On April 7, 2021, Mr. Gary Baldwin, Head of Upper School, sent out an email warning that “students who are out of uniform multiple days will be disciplined.” However, as time has passed, the thought of disciplinary measures seems to have slipped the mind of students. 

This was the third email sent out in response to the increase in the number of uniform violations from previous school years. Mr. Baldwin’s earlier two emails regarding uniform violations consisted only of warnings. Ms. Bonnie Martinez, Dean of Upper School Student Life, said that the most recent email contained warnings of disciplinary action because “people are still out of uniform egregiously.”

Ms. Ashley Leonard, Upper School Assistant, recalls that towards the end of the year, there tend to be more uniform violations as everyone cannot wait for school to end. However, “it’s a little excessive this year.” She believes that the year of online learning could have contributed to the many uniform violations this year. “Coming back from Covid, we were all used to wearing whatever we wanted for a year.” 

 Ms. Martinez explained that students would stay more in uniform for about three weeks after an email was sent out. However, more violations would return after that period. 

Charisma C. ’22, the current ASB President, said that it would “benefit everyone on campus” if students followed uniform rules.
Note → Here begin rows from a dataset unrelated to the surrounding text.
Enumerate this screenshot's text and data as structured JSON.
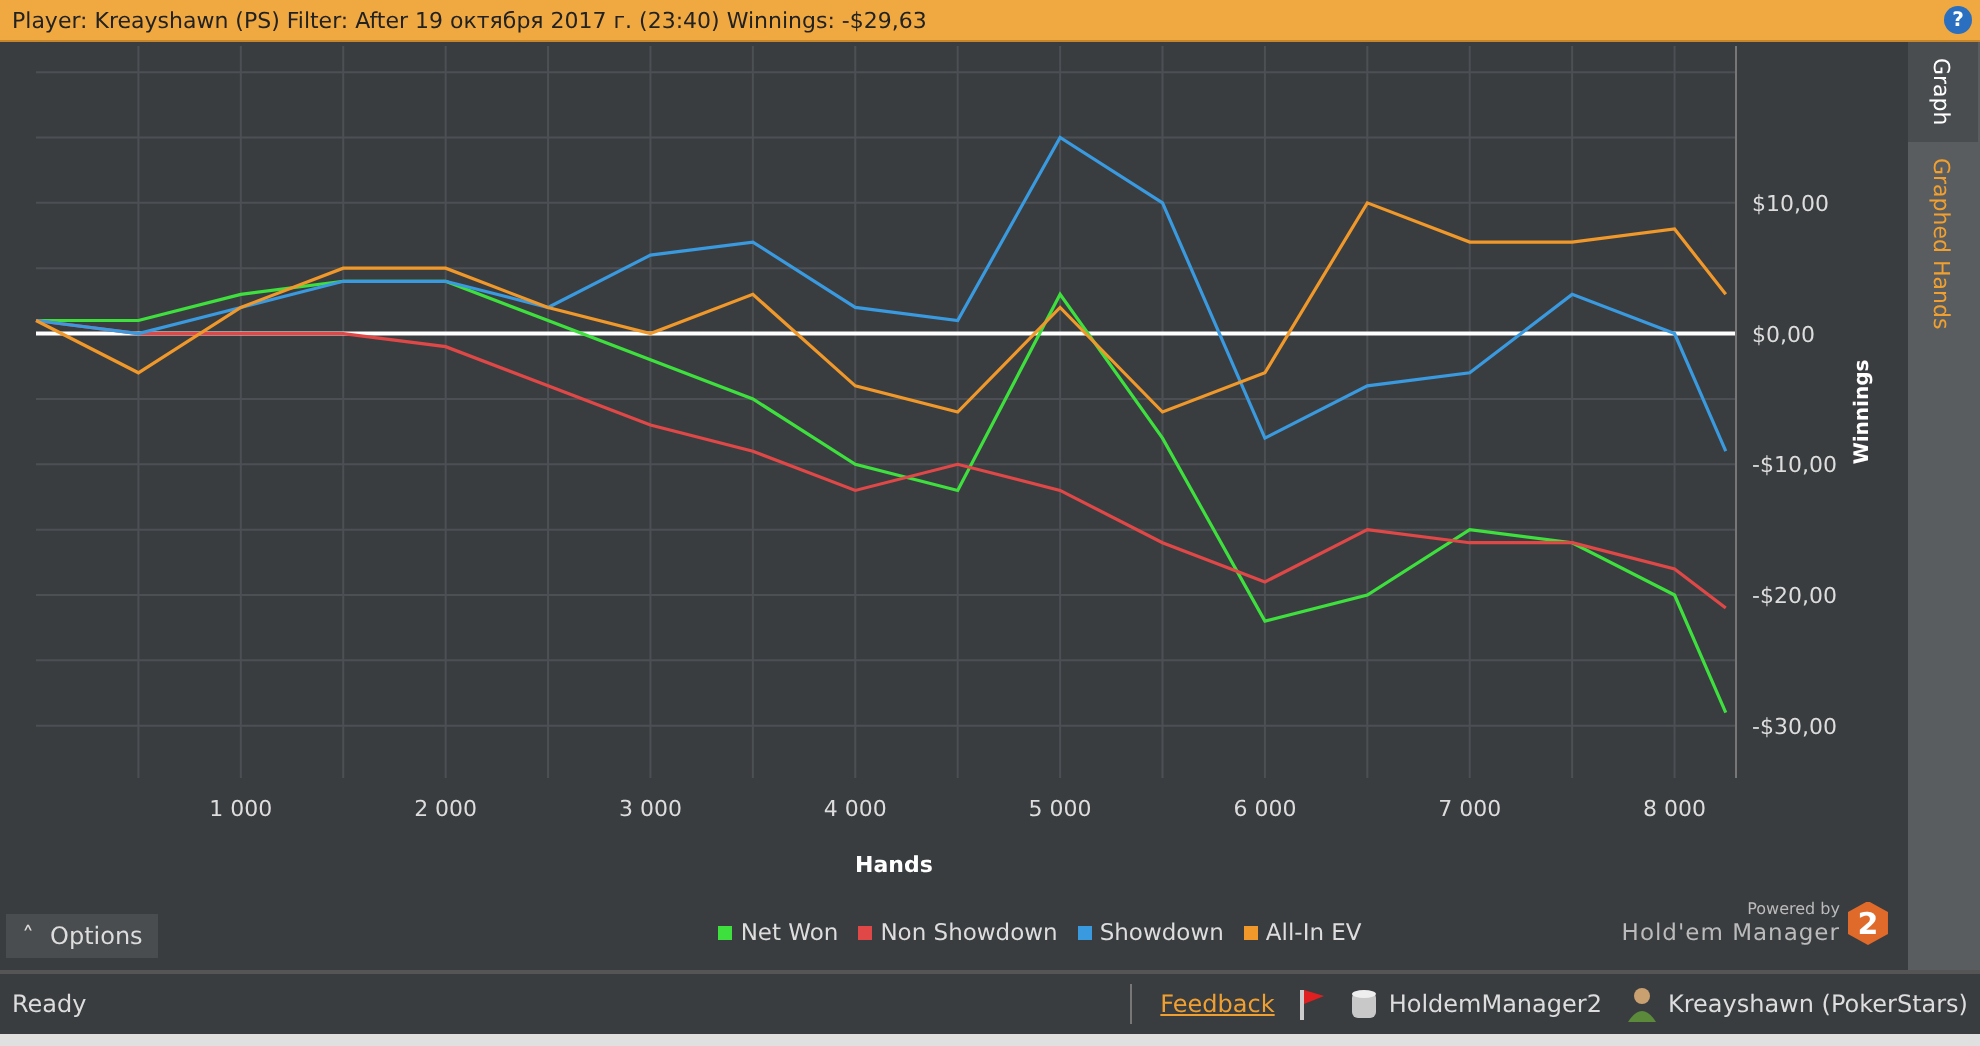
{
  "header": {
    "text": "Player: Kreayshawn (PS) Filter: After 19 октября 2017 г. (23:40) Winnings: -$29,63",
    "help": "?"
  },
  "side_tabs": [
    {
      "label": "Graph",
      "selected": true
    },
    {
      "label": "Graphed Hands",
      "selected": false
    }
  ],
  "chart": {
    "chart_data": {
      "type": "line",
      "grid": true,
      "xlabel": "Hands",
      "ylabel": "Winnings",
      "x": [
        0,
        500,
        1000,
        1500,
        2000,
        2500,
        3000,
        3500,
        4000,
        4500,
        5000,
        5500,
        6000,
        6500,
        7000,
        7500,
        8000,
        8250
      ],
      "xlim": [
        0,
        8300
      ],
      "ylim": [
        -34,
        22
      ],
      "xticks": [
        {
          "value": 1000,
          "label": "1 000"
        },
        {
          "value": 2000,
          "label": "2 000"
        },
        {
          "value": 3000,
          "label": "3 000"
        },
        {
          "value": 4000,
          "label": "4 000"
        },
        {
          "value": 5000,
          "label": "5 000"
        },
        {
          "value": 6000,
          "label": "6 000"
        },
        {
          "value": 7000,
          "label": "7 000"
        },
        {
          "value": 8000,
          "label": "8 000"
        }
      ],
      "yticks": [
        {
          "value": 10,
          "label": "$10,00"
        },
        {
          "value": 0,
          "label": "$0,00"
        },
        {
          "value": -10,
          "label": "-$10,00"
        },
        {
          "value": -20,
          "label": "-$20,00"
        },
        {
          "value": -30,
          "label": "-$30,00"
        }
      ],
      "series": [
        {
          "name": "Net Won",
          "color": "#3ee03e",
          "values": [
            1,
            1,
            3,
            4,
            4,
            1,
            -2,
            -5,
            -10,
            -12,
            3,
            -8,
            -22,
            -20,
            -15,
            -16,
            -20,
            -29
          ]
        },
        {
          "name": "Non Showdown",
          "color": "#e04848",
          "values": [
            1,
            0,
            0,
            0,
            -1,
            -4,
            -7,
            -9,
            -12,
            -10,
            -12,
            -16,
            -19,
            -15,
            -16,
            -16,
            -18,
            -21
          ]
        },
        {
          "name": "Showdown",
          "color": "#3a9ae0",
          "values": [
            1,
            0,
            2,
            4,
            4,
            2,
            6,
            7,
            2,
            1,
            15,
            10,
            -8,
            -4,
            -3,
            3,
            0,
            -9
          ]
        },
        {
          "name": "All-In EV",
          "color": "#f0982a",
          "values": [
            1,
            -3,
            2,
            5,
            5,
            2,
            0,
            3,
            -4,
            -6,
            2,
            -6,
            -3,
            10,
            7,
            7,
            8,
            3
          ]
        }
      ]
    }
  },
  "options_button": {
    "caret": "˄",
    "label": "Options"
  },
  "powered_by": {
    "small": "Powered by",
    "name": "Hold'em Manager",
    "badge": "2"
  },
  "status_bar": {
    "status": "Ready",
    "feedback": "Feedback",
    "database": "HoldemManager2",
    "player": "Kreayshawn (PokerStars)"
  }
}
ASB worked with Ms. Coker to develop a solution on how to monitor and check on uniform violations at school. They concluded that having a consequence in the form of either a letter of behavioral warning or a talk with a student’s advisor would be the best solution. ASB and the administration hope that the consequences will encourage students to stay in the uniform long-term.

Although disciplinary measures have been put in place, monitoring uniform violations remains an issue. Ms. Martinez said that “not a ton” of teachers had reported a lot of uniform violations since the email was sent out. 

Despite efforts, students have not noticed an increase in uniform monitoring by teachers. Some teachers say they prefer just telling the student if they see a student out of the dress code rather than marking it officially. Mrs. Michelle Amos, Upper School chemistry teacher, stated, “If I tell a student when I see them out of uniform, they typically fix it.” 

“I have been dress-coded once since [the email was sent out], but it wasn’t by a teacher, it was by a member of administration,” Nitya C. ’23 said. Other students also note that administrators have been paying closer attention to uniform violations compared to teachers. When asked if they noticed teachers being more strict with regard to uniforms, an anonymous Upper School student said, “No, but I have noticed the administrators have been more strict.” 

Isabella H. ’23 noticed that, as with previous attempts, “[The dress code situation] got better for maybe a week.” While the new regulation on uniform violation has only been around for less than two months, many students seem to have forgotten about it already.